Of all the lines in the records below, copy only those that contain the string "title".

[[ Source records, beginning ]]

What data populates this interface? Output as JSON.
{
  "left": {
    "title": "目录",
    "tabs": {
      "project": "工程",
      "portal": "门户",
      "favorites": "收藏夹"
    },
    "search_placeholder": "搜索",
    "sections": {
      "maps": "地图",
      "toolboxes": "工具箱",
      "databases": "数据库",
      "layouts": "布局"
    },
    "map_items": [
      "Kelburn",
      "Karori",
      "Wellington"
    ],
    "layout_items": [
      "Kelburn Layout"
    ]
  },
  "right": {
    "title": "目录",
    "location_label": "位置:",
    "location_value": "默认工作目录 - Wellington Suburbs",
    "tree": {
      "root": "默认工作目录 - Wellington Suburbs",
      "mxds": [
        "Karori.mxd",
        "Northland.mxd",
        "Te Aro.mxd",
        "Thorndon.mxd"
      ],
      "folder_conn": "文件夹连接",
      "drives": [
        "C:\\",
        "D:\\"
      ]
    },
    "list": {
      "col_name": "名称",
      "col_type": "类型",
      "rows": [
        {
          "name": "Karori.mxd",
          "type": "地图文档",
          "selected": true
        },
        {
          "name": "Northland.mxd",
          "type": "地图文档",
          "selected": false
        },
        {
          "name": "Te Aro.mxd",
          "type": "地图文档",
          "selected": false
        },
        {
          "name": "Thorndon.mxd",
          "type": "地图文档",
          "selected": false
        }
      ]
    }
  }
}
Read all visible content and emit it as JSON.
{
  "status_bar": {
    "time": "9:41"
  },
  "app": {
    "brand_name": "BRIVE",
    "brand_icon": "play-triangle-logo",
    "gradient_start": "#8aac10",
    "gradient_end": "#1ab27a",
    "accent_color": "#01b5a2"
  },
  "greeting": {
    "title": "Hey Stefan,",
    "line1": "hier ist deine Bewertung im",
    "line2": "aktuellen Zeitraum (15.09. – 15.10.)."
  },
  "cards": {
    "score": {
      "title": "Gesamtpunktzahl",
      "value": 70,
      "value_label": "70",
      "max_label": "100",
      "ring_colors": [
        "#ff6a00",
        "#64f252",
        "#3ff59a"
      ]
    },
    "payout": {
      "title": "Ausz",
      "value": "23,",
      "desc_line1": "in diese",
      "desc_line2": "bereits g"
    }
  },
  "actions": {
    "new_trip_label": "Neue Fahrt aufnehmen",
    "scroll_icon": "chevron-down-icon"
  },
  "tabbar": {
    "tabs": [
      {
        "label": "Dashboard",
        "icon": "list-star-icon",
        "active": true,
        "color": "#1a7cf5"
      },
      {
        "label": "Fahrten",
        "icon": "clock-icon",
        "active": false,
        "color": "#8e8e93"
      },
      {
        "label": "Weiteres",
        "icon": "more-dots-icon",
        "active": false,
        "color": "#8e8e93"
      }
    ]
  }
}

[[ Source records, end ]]

▶ **Solution to this exercise**
    "title": "目录",
    "title": "目录",
    "title": "Hey Stefan,",
      "title": "Gesamtpunktzahl",
      "title": "Ausz",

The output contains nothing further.